Also full agreement with Limetown being amazing, and Night Vale being over-hyped. (Although I do have to give them a lot of credit for introducing me to Matches.)


I hate to step in with an uninvited Night Vale take, but…

As someone who fell off of the podcast, I really enjoyed their first novel (specifically the audiobook). The interests of the show’s writers shifted early on from Lovecraftian, Twilight Zone-style weirdness to very inclusive, sincere, and positive storytelling, and I don’t think the two ever meshed particularly well until the novel. It helps that they were able to plan and complete a contained narrative arc without worrying about the episodic format.


Serial is from WBEZ and the folks that make This American Life. Not a thing to get hung up on, I know.

I need to give Limetown another shot. It lacked some of the polish, or authenticity, that I have heard from other similar podcasts. May have been the mood I was in.


I also fell off the podcast and hadn’t gotten around to reading the book, will definitely have to pick it up eventually now


I haven’t been frightened by horror movies in a long time. I was following the forum’s horror movie recommendations thread and came upon a few people recommending a film I’d strangely never heard of: Lake Mungo. It’s a fake documentary about a ghost story, dealing largely in retrospective interviews with those involved. I watched it with my partner, who around the halfway point informed he they were pretty bored, and as I sort of agreed (though my attitude about finishing movies I start is different), we stopped it. The interview subjects are extremely realistic in their monotonous recollections, which added to the setting while simultaneously detracting from the time spent learning from these segments.

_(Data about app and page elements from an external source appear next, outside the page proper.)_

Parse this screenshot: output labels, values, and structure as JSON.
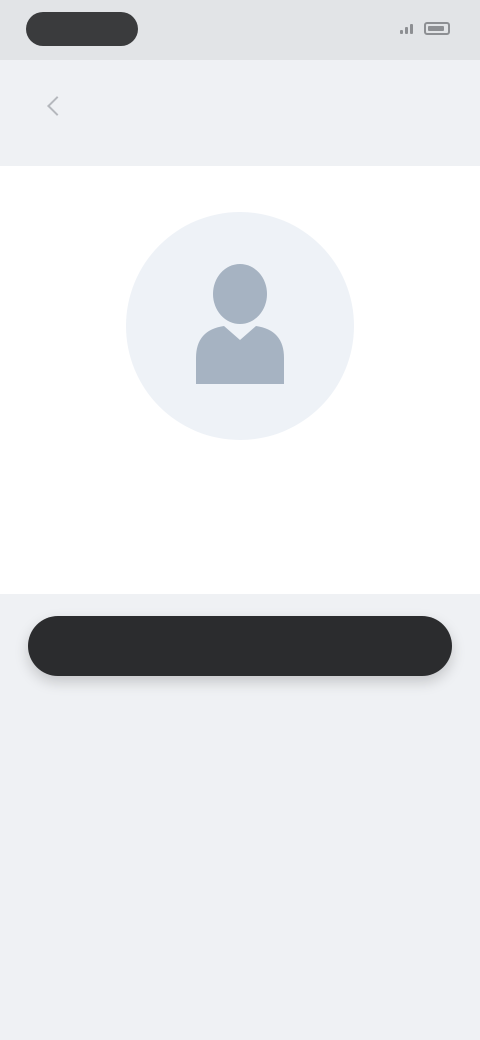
{
  "status_bar": {
    "time": "",
    "icons": [
      "signal-icon",
      "battery-icon"
    ]
  },
  "header": {
    "title": "",
    "back_icon": "chevron-left-icon"
  },
  "card": {
    "illustration_icon": "person-icon",
    "title": "",
    "description": ""
  },
  "primary_button": {
    "label": ""
  },
  "secondary_link": {
    "label": ""
  },
  "colors": {
    "background": "#eff1f4",
    "card": "#ffffff",
    "primary_button": "#2b2c2e",
    "avatar_background": "#eef2f7",
    "icon": "#a3b0bf"
  }
}
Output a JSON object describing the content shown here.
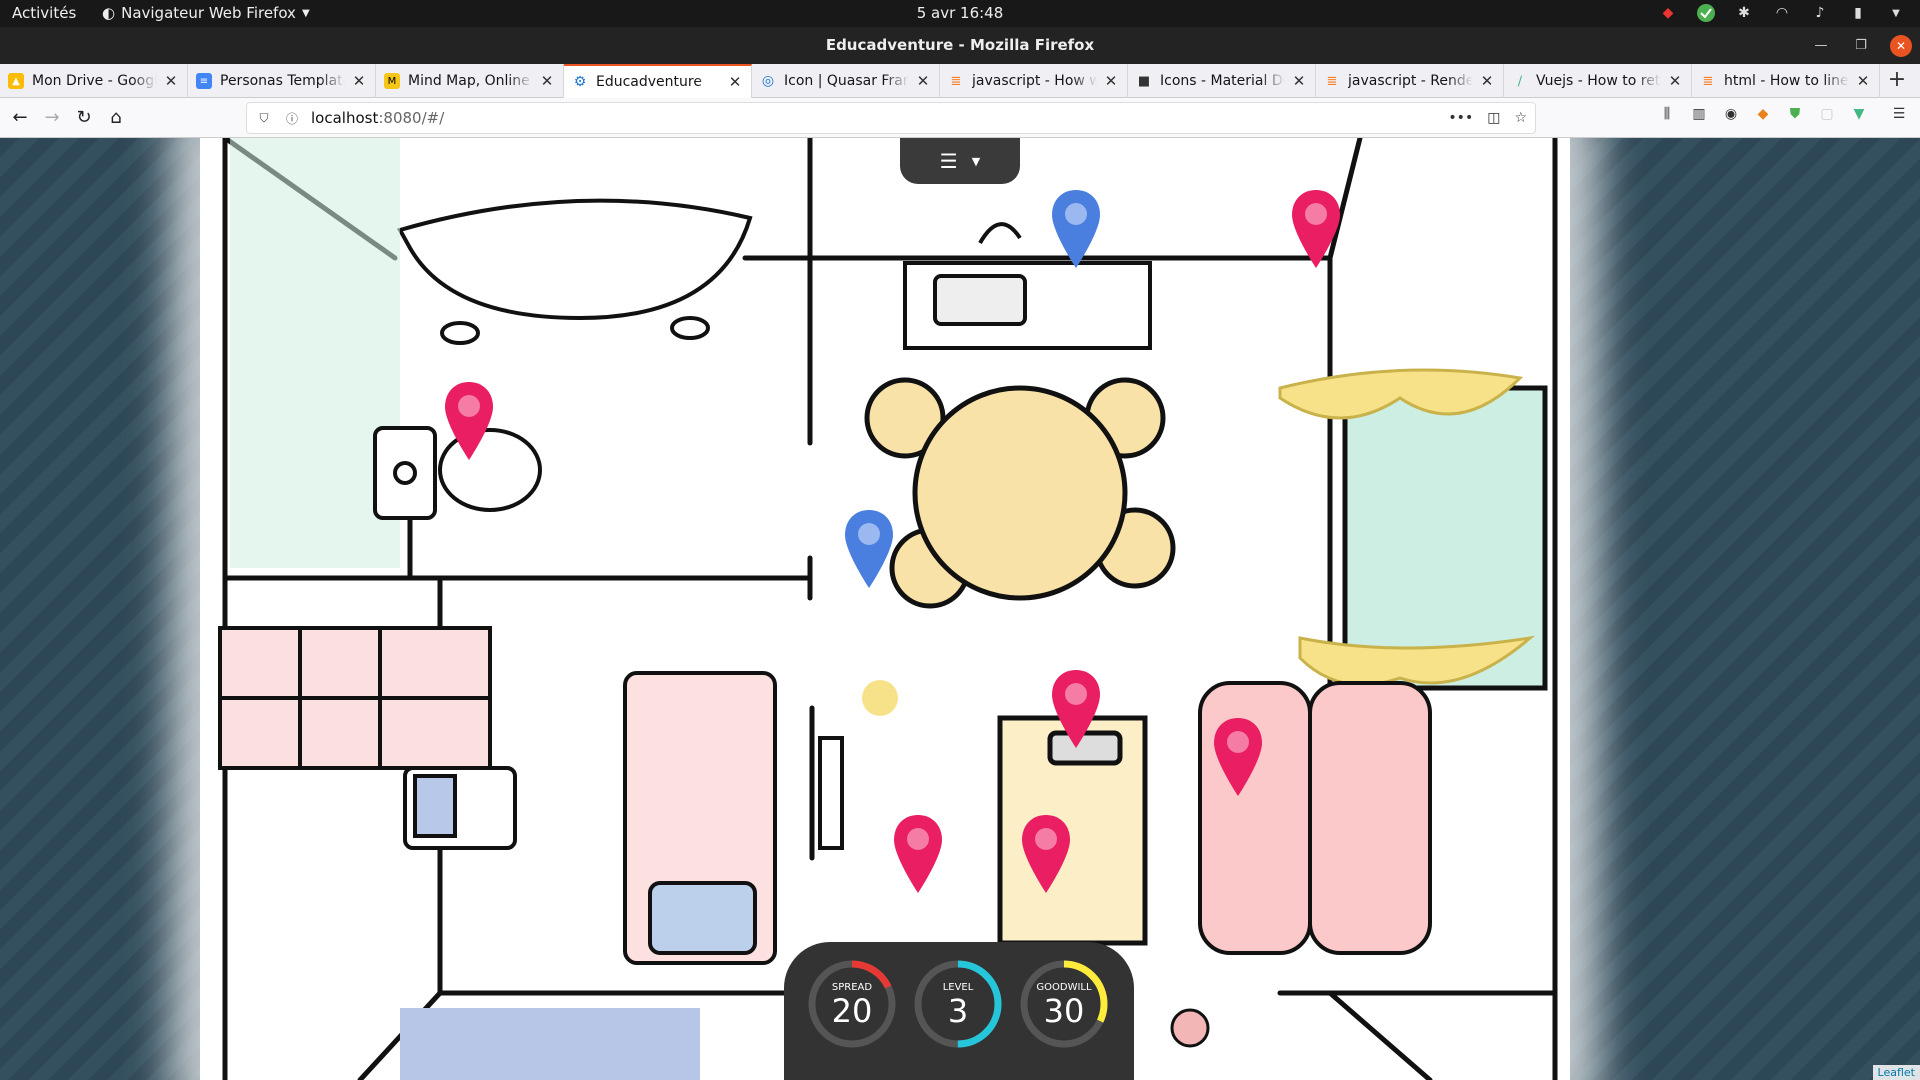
{
  "topbar": {
    "activities": "Activités",
    "app_menu": "Navigateur Web Firefox",
    "clock": "5 avr  16:48"
  },
  "window": {
    "title": "Educadventure - Mozilla Firefox"
  },
  "tabs": [
    {
      "label": "Mon Drive - Google",
      "color": "#fbbc04"
    },
    {
      "label": "Personas Template",
      "color": "#4285f4"
    },
    {
      "label": "Mind Map, Online",
      "color": "#f5c518"
    },
    {
      "label": "Educadventure",
      "color": "#1976d2",
      "active": true
    },
    {
      "label": "Icon | Quasar Fram",
      "color": "#1976d2"
    },
    {
      "label": "javascript - How wo",
      "color": "#f48024"
    },
    {
      "label": "Icons - Material De",
      "color": "#333333"
    },
    {
      "label": "javascript - Render",
      "color": "#f48024"
    },
    {
      "label": "Vuejs - How to retu",
      "color": "#42b883"
    },
    {
      "label": "html - How to line-t",
      "color": "#f48024"
    }
  ],
  "navbar": {
    "url_host": "localhost",
    "url_rest": ":8080/#/"
  },
  "map": {
    "attribution": "Leaflet",
    "pin_colors": {
      "magenta": "#e91e63",
      "blue": "#4a7fe0"
    }
  },
  "stats": [
    {
      "label": "SPREAD",
      "value": "20",
      "fraction": 0.18,
      "color": "#e53935"
    },
    {
      "label": "LEVEL",
      "value": "3",
      "fraction": 0.5,
      "color": "#26c6da"
    },
    {
      "label": "GOODWILL",
      "value": "30",
      "fraction": 0.32,
      "color": "#ffeb3b"
    }
  ]
}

I went and read about what happens afterwards, and it’s pretty fucked up. However, I didn’t WATCH the rest of the movie - you see, I didn’t need to. Something about the realism of the beginning was enough to paint an extremely vivid picture of what happens at the end. Visions of the turn from that film’s ending haunted me when I would turn out the lights in my apartment. I felt the tingling anxiety on my back as I exited darkened rooms more quickly than necessary. It stuck with me for weeks. I’m certain the presentation of the film alone is what made it so effective: these normal people, moving on with their lives after a terrible, unexplained event, still understandably baffled but also disinterested in exploring the subject any further.

Give this story to James Wan and I’m sure I would have enjoyed the movie, but I am also sure I wouldn’t have been frightened by it.


Limetown is so GOOD. A rare instance where the central mystery is almost entirely explained by the end, but the truth is somehow more horrifying than the wilder theories some of the people in that universe put forth.

I gave the whole series another listen right before Halloween and Lenore’s emphatic “I am VERY good at my job” in the last episode still gives me a shiver. Thanks for shining a light on this show, Rob.


because of this post I listened to limetown and it was very good and gave me a spook